Wednesday, December 26, 2012


     Many genealogists have difficulty coping with ambiguity. Wouldn't it be nice if all the records we found were accurate and if all our relatives agreed on the details of family lore? Family stories are nefariously slippery, causing many family historians to flee from them as mere unreliable gossip and to seek certainty in written records.
(However, most written records, both official and unofficial, are hearsay in themselves and subject to great error. See my discussions of evidence and proof in earlier blog posts: )
           As family historians, we must realize that every event is retold from a point of view. As a former prosecutor, I am very comfortable with encountering many interpretations of the same event through multiple points of view. In criminal cases, sometimes it seems that nothing is as it seems! Eye witnesses to the same event can have very different stories of the event. For example, a school in Pennsylvania recently went on lock down because a staff member saw a student attacking other students with a rifle. False alarm--the rifle was a long umbrella and the students were practicing for a science class skit about antibodies attacking bacteria in the bloodstream.

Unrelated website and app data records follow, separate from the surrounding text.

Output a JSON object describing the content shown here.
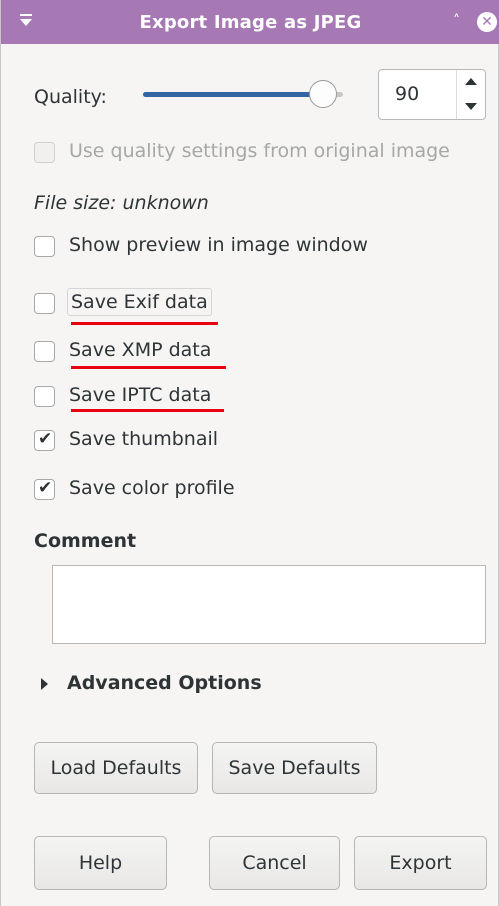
{
  "window": {
    "title": "Export Image as JPEG"
  },
  "quality": {
    "label": "Quality:",
    "value": "90",
    "slider_fraction": 0.9
  },
  "use_original_quality": {
    "label": "Use quality settings from original image",
    "checked": false,
    "enabled": false
  },
  "file_size": "File size: unknown",
  "options": [
    {
      "label": "Show preview in image window",
      "checked": false
    },
    {
      "label": "Save Exif data",
      "checked": false
    },
    {
      "label": "Save XMP data",
      "checked": false
    },
    {
      "label": "Save IPTC data",
      "checked": false
    },
    {
      "label": "Save thumbnail",
      "checked": true
    },
    {
      "label": "Save color profile",
      "checked": true
    }
  ],
  "comment": {
    "title": "Comment",
    "value": ""
  },
  "advanced": {
    "label": "Advanced Options",
    "expanded": false
  },
  "buttons": {
    "load_defaults": "Load Defaults",
    "save_defaults": "Save Defaults",
    "help": "Help",
    "cancel": "Cancel",
    "export": "Export"
  },
  "colors": {
    "titlebar": "#a679b5",
    "slider_fill": "#3465a4",
    "annotation_underline": "#e8000e"
  },
  "icons": {
    "window_menu": "window-menu-icon",
    "shade": "chevron-up-icon",
    "close": "close-icon",
    "spin_up": "spin-up-icon",
    "spin_down": "spin-down-icon",
    "expander": "expander-arrow-icon"
  }
}
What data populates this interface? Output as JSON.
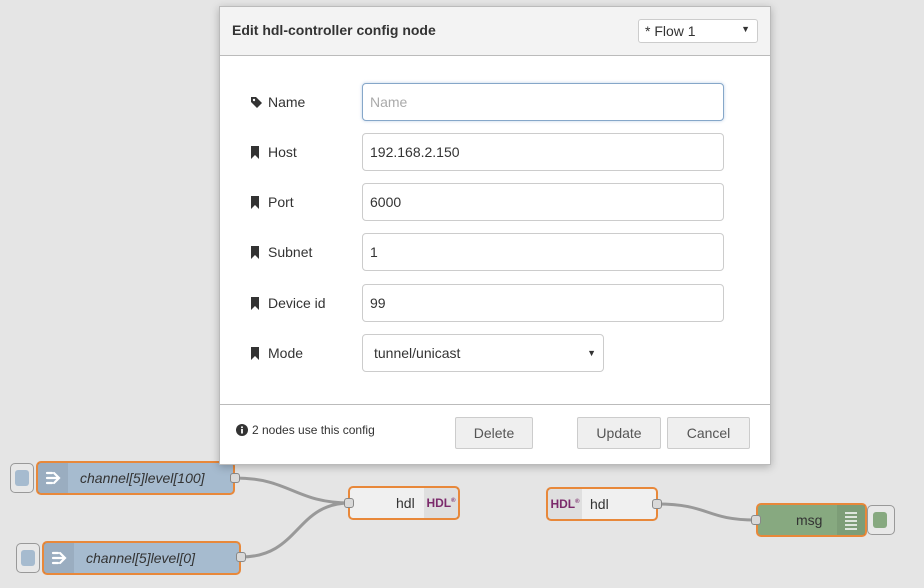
{
  "dialog": {
    "title": "Edit hdl-controller config node",
    "flow_select": "* Flow 1",
    "fields": {
      "name": {
        "label": "Name",
        "placeholder": "Name",
        "value": ""
      },
      "host": {
        "label": "Host",
        "value": "192.168.2.150"
      },
      "port": {
        "label": "Port",
        "value": "6000"
      },
      "subnet": {
        "label": "Subnet",
        "value": "1"
      },
      "device_id": {
        "label": "Device id",
        "value": "99"
      },
      "mode": {
        "label": "Mode",
        "value": "tunnel/unicast"
      }
    },
    "usage_text": "2 nodes use this config",
    "buttons": {
      "delete": "Delete",
      "update": "Update",
      "cancel": "Cancel"
    }
  },
  "flow": {
    "nodes": {
      "inject1": {
        "label": "channel[5]level[100]"
      },
      "inject2": {
        "label": "channel[5]level[0]"
      },
      "hdl_out": {
        "label": "hdl",
        "logo": "HDL"
      },
      "hdl_in": {
        "label": "hdl",
        "logo": "HDL"
      },
      "debug": {
        "label": "msg"
      }
    }
  },
  "colors": {
    "canvas": "#e5e5e5",
    "node_border": "#e8883a",
    "inject_fill": "#a6bbcf",
    "debug_fill": "#87a980",
    "hdl_logo": "#7b2a6b"
  },
  "icons": {
    "name": "tag-icon",
    "fields": "bookmark-icon",
    "usage": "info-icon",
    "inject": "arrow-in-icon",
    "debug": "list-icon"
  }
}
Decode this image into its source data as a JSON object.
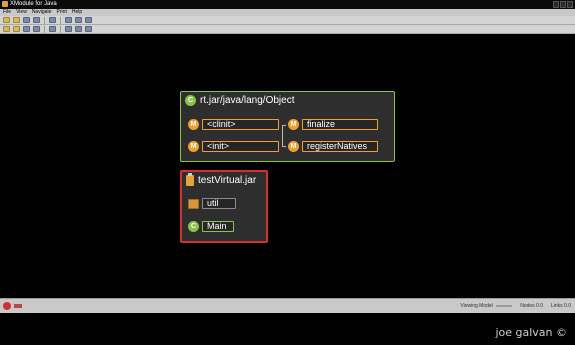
{
  "window": {
    "title": "XModule for Java"
  },
  "menu": [
    "File",
    "View",
    "Navigate",
    "Print",
    "Help"
  ],
  "toolbar1": [
    "open-icon",
    "open-folder-icon",
    "save-icon",
    "save-as-icon",
    "print-icon",
    "layout-icon",
    "zoom-icon",
    "window-icon"
  ],
  "toolbar2": [
    "open-icon",
    "open-folder-icon",
    "save-icon",
    "save-as-icon",
    "print-icon",
    "layout-icon",
    "zoom-icon",
    "window-icon"
  ],
  "modules": {
    "rt": {
      "title": "rt.jar/java/lang/Object",
      "badge": "C",
      "methods": [
        {
          "badge": "M",
          "label": "<clinit>"
        },
        {
          "badge": "M",
          "label": "finalize"
        },
        {
          "badge": "M",
          "label": "<init>"
        },
        {
          "badge": "M",
          "label": "registerNatives"
        }
      ]
    },
    "test": {
      "title": "testVirtual.jar",
      "package": "util",
      "class": {
        "badge": "C",
        "label": "Main"
      }
    }
  },
  "status": {
    "viewing_model": "Viewing Model",
    "nodes": "Nodes 0.0",
    "links": "Links 0.0"
  },
  "watermark": "joe galvan ©",
  "colors": {
    "class_green": "#8bc34a",
    "method_orange": "#f0a030",
    "jar_red": "#d32f2f"
  }
}
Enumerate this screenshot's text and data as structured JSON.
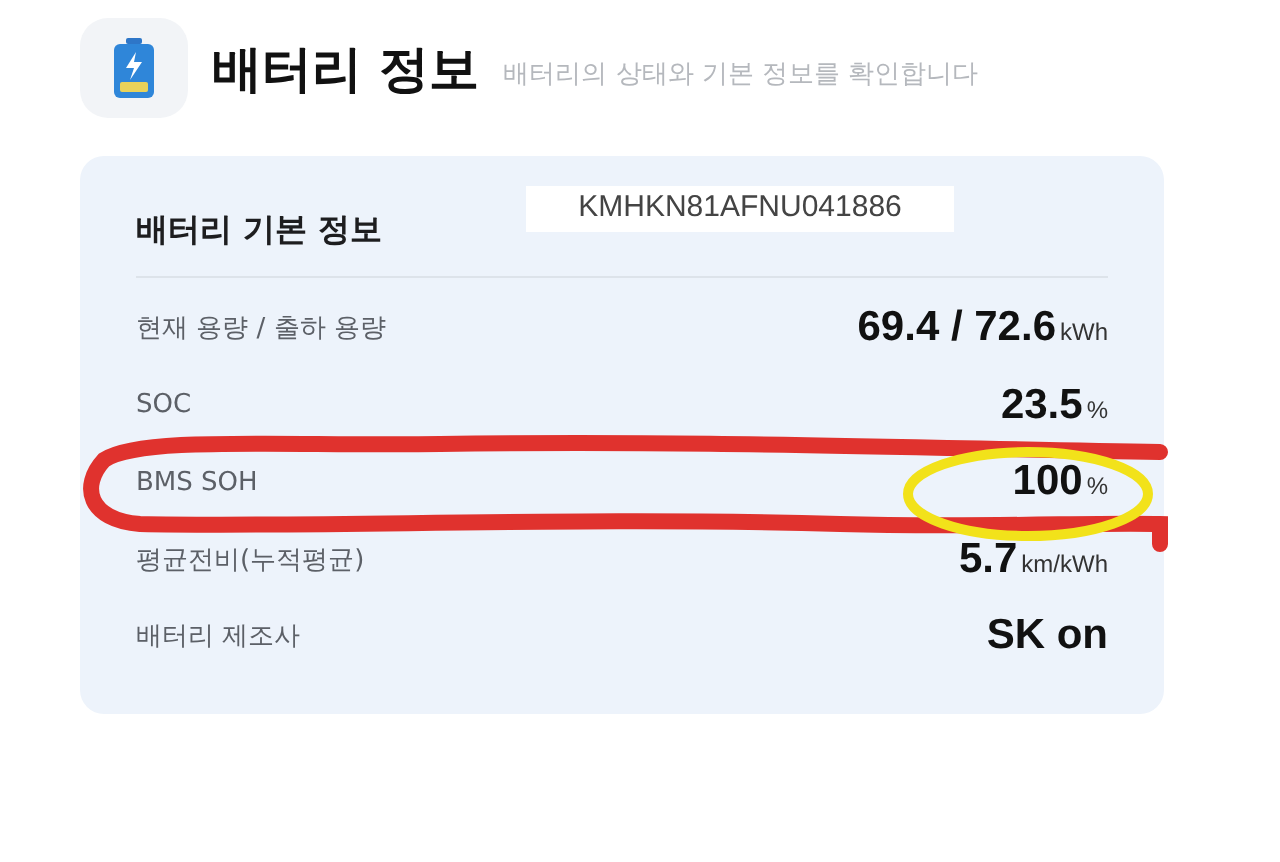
{
  "header": {
    "title": "배터리 정보",
    "subtitle": "배터리의 상태와 기본 정보를 확인합니다"
  },
  "card": {
    "title": "배터리 기본 정보",
    "vin": "KMHKN81AFNU041886",
    "rows": [
      {
        "label": "현재 용량 / 출하 용량",
        "value": "69.4 / 72.6",
        "unit": "kWh"
      },
      {
        "label": "SOC",
        "value": "23.5",
        "unit": "%"
      },
      {
        "label": "BMS SOH",
        "value": "100",
        "unit": "%"
      },
      {
        "label": "평균전비(누적평균)",
        "value": "5.7",
        "unit": "km/kWh"
      },
      {
        "label": "배터리 제조사",
        "value": "SK on"
      }
    ]
  },
  "annotations": [
    {
      "kind": "loop",
      "color": "#e0322e"
    },
    {
      "kind": "ellipse",
      "color": "#f2e21a"
    }
  ]
}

     So too with our family events. Let's interview three siblings after a  Christmas dinner. The eldest sister had a lovely time catching up with family gossip, but got a headache from her nephews' constant bickering. The middle son had an excruciating time listening to his younger brother's bragging. The youngest son went home well-pleased that everyone seemed impressed with his accomplishments at work. He wished his siblings weren't so uptight, however, especially Sis. She had one too many glasses of wine. He could tell because she kept glaring at his sons, who were very well-behaved, considering how boring it was for them to sit through a long Christmas dinner with their stodgy relatives while their new toys were waiting at home.
     Don't despair because you cannot persuade relatives to agree on the details of a family story. You will hardly ever find complete agreement among family members on any story or event or person. One relative may recall a kindly grandfather while her cousin might remember the same grandfather as a dour, grumpy man. Each of us perceives an event or a person through our own point of view. We bring our experiences and opinions and needs and wants into every family encounter. Gather as many versions of each family story as you can. Each version tells reveals as much about the person telling the story as it does the recounted event itself!